### Assignment
Copy each line of the data beneath in which the word "this" appears.

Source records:
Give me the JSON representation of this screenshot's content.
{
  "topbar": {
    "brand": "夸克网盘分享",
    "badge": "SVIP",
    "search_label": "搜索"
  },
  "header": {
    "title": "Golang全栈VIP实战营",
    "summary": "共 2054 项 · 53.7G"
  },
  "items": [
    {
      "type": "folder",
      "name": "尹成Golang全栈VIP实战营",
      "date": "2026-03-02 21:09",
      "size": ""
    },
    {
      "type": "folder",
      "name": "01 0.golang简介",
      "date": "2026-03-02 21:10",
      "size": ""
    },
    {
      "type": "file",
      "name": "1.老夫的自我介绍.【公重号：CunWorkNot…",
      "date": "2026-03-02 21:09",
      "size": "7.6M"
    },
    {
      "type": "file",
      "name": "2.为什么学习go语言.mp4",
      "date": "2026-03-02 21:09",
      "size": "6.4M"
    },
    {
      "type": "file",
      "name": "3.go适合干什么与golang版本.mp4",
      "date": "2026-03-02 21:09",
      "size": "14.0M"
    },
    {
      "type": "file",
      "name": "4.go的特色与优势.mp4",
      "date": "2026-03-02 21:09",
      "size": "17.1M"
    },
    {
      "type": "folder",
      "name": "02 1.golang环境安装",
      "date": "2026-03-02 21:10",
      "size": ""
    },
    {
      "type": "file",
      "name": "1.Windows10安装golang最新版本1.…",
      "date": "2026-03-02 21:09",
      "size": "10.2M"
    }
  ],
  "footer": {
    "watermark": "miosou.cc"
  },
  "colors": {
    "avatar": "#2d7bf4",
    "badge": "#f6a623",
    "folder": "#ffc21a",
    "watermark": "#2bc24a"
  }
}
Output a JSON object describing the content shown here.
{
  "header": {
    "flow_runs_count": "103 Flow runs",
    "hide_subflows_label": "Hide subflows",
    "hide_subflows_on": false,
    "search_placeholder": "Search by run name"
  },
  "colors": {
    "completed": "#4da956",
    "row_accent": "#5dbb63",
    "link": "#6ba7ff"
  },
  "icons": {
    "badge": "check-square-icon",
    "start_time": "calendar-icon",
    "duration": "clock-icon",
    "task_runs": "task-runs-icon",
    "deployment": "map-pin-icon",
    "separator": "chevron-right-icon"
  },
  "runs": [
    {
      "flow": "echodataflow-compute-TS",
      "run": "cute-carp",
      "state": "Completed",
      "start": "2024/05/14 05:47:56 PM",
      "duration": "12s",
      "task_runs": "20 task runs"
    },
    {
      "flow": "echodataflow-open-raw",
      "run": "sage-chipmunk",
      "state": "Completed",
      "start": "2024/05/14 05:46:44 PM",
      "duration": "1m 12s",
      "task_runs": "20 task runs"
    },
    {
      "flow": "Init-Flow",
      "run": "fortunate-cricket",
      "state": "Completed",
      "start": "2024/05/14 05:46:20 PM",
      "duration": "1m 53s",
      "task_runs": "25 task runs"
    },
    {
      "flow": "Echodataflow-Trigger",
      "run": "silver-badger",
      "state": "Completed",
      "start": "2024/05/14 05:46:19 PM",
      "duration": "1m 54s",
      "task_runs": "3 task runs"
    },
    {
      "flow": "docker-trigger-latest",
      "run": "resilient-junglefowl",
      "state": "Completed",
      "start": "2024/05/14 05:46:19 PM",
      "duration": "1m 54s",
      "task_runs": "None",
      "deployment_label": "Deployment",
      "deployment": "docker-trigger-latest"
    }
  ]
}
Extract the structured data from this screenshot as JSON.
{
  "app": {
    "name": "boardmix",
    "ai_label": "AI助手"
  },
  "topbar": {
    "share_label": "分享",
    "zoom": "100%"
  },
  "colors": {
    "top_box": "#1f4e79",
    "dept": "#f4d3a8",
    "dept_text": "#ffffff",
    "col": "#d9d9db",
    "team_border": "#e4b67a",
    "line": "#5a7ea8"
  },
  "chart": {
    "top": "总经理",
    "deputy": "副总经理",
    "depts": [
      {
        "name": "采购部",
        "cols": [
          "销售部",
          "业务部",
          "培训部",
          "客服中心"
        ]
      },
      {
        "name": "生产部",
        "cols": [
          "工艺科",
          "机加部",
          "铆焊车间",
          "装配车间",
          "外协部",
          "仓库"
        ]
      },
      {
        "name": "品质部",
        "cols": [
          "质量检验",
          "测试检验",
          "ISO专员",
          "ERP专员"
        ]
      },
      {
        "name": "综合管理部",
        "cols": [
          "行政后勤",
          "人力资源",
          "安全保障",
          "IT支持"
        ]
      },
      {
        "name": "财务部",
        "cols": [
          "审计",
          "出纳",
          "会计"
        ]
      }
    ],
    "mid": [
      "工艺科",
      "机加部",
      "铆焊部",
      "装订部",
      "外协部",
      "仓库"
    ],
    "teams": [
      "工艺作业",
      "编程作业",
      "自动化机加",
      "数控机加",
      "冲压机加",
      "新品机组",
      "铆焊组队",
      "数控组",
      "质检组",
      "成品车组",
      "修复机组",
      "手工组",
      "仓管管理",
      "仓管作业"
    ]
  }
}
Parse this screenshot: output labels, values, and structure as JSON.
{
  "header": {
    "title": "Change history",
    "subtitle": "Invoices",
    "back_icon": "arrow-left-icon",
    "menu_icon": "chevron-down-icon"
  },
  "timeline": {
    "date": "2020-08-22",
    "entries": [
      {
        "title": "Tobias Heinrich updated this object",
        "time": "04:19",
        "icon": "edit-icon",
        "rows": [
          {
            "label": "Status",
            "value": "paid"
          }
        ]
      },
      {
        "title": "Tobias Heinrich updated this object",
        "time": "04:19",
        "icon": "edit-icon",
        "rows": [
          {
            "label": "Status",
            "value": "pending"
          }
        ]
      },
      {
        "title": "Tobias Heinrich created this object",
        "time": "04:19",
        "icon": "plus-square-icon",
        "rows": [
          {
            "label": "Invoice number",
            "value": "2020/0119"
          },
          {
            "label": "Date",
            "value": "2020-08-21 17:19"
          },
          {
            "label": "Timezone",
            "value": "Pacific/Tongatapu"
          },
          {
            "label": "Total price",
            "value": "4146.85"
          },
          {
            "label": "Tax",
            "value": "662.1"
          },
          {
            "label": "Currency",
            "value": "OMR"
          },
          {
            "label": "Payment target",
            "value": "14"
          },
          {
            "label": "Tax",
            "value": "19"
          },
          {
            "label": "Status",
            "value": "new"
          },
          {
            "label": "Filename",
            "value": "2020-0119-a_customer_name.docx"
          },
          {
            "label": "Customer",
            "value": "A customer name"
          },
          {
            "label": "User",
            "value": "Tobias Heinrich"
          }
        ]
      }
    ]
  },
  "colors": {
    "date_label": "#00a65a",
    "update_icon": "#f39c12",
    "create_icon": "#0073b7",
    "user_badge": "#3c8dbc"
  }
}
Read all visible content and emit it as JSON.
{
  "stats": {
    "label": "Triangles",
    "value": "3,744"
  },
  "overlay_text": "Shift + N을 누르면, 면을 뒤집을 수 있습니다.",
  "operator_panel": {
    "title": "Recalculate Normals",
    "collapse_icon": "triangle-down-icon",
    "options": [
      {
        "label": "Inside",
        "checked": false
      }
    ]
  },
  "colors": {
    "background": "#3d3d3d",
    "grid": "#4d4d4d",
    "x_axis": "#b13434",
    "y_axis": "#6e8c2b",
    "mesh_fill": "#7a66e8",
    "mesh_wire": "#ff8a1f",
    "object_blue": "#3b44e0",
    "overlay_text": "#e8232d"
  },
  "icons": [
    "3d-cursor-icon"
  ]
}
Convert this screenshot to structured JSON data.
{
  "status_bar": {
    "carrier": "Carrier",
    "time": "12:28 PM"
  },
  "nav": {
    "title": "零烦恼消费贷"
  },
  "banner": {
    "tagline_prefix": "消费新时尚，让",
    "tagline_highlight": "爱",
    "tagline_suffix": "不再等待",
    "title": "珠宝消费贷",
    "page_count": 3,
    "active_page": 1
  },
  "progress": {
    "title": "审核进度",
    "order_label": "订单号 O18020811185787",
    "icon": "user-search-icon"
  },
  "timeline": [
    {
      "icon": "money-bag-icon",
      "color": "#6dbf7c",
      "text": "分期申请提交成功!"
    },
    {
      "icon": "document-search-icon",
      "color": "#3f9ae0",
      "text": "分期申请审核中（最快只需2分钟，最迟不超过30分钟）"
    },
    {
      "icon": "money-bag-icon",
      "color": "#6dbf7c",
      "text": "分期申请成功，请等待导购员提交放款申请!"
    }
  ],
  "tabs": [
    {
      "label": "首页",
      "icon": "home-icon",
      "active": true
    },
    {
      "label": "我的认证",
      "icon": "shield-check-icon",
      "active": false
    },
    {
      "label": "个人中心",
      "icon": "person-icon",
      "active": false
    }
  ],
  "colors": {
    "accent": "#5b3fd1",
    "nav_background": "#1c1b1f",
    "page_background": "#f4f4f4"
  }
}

### Response to the task
Give me the JSON representation of this screenshot's content.
Extract the structured data from this screenshot as JSON.
Parse this screenshot: output labels, values, and structure as JSON.
        "title": "Tobias Heinrich updated this object",
        "title": "Tobias Heinrich updated this object",
        "title": "Tobias Heinrich created this object",
Convert this screenshot to structured JSON data.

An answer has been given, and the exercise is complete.